### GIVEN DATA

▶

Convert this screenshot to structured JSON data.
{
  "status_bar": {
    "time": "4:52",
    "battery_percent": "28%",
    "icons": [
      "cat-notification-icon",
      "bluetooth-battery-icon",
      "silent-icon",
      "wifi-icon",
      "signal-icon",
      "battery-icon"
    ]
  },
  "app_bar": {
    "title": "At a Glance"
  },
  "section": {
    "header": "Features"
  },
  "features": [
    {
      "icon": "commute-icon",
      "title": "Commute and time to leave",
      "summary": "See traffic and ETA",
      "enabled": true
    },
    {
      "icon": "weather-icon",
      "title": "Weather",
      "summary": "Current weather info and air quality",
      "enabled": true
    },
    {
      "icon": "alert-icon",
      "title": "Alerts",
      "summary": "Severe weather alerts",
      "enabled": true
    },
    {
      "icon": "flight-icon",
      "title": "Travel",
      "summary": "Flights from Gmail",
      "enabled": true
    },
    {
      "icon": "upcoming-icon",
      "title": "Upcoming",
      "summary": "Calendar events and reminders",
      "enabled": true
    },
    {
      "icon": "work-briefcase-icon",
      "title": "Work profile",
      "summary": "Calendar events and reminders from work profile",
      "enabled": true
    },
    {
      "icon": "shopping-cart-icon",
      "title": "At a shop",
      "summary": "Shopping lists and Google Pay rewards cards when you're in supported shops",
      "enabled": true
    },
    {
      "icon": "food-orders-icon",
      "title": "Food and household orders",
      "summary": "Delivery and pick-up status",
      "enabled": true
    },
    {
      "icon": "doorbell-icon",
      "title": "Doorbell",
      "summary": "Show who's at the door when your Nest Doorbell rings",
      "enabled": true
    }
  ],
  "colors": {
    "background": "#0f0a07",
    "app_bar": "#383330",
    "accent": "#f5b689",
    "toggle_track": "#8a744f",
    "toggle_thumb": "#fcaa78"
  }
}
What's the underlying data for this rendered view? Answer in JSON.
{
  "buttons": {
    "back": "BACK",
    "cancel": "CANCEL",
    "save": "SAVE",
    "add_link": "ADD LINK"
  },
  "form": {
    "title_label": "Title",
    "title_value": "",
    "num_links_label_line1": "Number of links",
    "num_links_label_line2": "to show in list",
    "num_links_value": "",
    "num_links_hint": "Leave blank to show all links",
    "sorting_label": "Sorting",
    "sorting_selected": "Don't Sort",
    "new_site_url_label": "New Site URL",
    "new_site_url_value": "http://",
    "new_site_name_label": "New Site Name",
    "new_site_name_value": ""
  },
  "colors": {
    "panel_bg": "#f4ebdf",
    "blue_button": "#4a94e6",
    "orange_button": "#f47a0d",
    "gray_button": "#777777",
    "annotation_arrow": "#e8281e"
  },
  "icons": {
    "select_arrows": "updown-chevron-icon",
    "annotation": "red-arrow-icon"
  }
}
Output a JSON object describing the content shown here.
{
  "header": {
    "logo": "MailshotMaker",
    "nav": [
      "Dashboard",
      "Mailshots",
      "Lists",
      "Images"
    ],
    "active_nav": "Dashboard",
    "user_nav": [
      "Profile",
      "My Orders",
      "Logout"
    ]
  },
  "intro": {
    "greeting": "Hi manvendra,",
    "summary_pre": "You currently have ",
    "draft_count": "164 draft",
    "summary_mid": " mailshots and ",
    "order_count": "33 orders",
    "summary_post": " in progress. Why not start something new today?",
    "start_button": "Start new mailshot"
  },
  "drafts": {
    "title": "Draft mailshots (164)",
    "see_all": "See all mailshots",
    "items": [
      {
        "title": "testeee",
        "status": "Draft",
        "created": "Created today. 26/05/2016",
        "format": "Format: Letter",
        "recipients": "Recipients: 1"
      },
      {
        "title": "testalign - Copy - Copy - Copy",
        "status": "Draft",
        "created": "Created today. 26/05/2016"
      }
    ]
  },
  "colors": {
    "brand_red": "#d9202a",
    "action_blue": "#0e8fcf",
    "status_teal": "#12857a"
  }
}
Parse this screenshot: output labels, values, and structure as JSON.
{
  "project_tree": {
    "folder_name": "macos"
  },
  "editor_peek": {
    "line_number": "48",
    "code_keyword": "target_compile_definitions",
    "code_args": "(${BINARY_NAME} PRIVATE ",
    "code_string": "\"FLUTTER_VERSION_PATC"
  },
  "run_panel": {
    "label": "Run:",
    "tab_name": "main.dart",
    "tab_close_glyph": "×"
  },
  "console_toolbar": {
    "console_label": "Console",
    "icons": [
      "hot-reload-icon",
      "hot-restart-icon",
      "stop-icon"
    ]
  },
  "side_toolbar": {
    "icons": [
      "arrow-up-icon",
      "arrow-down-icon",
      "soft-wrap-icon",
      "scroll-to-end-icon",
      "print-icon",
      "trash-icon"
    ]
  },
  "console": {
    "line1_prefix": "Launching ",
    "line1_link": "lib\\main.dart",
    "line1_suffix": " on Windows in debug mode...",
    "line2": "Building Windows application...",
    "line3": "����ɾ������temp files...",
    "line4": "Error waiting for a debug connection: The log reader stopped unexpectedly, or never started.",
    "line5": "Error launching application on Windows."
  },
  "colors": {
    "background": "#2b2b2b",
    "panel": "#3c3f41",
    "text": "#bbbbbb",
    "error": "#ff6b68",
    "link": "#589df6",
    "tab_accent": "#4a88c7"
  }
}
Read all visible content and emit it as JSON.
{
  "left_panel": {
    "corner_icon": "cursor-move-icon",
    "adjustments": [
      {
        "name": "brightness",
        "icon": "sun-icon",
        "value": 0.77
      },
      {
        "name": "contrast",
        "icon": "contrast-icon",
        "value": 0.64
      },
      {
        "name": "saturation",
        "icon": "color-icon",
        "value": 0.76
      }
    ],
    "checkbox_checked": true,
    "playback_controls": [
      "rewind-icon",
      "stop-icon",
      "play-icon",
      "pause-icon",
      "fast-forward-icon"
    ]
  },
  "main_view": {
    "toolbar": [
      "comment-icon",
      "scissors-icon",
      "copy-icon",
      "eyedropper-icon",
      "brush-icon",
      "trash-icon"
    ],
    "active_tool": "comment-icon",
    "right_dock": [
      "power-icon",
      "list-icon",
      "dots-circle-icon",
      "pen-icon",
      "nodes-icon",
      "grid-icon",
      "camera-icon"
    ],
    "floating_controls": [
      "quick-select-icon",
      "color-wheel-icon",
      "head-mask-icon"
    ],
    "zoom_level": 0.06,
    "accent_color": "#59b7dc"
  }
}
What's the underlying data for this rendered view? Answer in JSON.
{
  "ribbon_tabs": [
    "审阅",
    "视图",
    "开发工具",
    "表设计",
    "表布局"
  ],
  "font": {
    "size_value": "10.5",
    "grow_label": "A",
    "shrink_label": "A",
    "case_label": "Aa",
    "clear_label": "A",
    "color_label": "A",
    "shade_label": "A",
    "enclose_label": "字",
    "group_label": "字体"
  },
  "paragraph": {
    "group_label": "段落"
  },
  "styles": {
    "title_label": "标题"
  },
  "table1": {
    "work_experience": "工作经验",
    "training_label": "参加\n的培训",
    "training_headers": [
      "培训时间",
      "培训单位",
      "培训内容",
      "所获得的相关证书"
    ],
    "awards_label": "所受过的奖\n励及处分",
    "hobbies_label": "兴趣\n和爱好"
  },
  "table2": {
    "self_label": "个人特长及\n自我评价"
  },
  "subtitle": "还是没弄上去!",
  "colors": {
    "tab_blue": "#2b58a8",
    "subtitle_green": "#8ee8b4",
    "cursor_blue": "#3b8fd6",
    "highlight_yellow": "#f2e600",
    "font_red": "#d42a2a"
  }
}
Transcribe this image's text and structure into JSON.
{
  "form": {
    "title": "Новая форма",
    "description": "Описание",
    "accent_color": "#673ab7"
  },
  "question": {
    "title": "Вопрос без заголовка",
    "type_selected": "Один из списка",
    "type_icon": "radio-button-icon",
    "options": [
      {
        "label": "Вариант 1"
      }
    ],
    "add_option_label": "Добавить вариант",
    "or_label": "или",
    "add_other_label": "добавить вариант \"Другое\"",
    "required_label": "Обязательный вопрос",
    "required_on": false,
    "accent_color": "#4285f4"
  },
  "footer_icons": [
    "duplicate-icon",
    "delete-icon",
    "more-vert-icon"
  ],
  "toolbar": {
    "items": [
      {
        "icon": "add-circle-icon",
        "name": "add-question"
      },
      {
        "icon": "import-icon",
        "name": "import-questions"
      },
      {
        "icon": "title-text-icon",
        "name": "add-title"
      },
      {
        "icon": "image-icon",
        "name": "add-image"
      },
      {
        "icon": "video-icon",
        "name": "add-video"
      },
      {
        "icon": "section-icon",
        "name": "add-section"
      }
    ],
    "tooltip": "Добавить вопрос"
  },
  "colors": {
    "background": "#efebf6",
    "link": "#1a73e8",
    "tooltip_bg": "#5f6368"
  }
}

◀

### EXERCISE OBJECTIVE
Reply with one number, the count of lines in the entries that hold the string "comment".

### RESPONSE AREA
2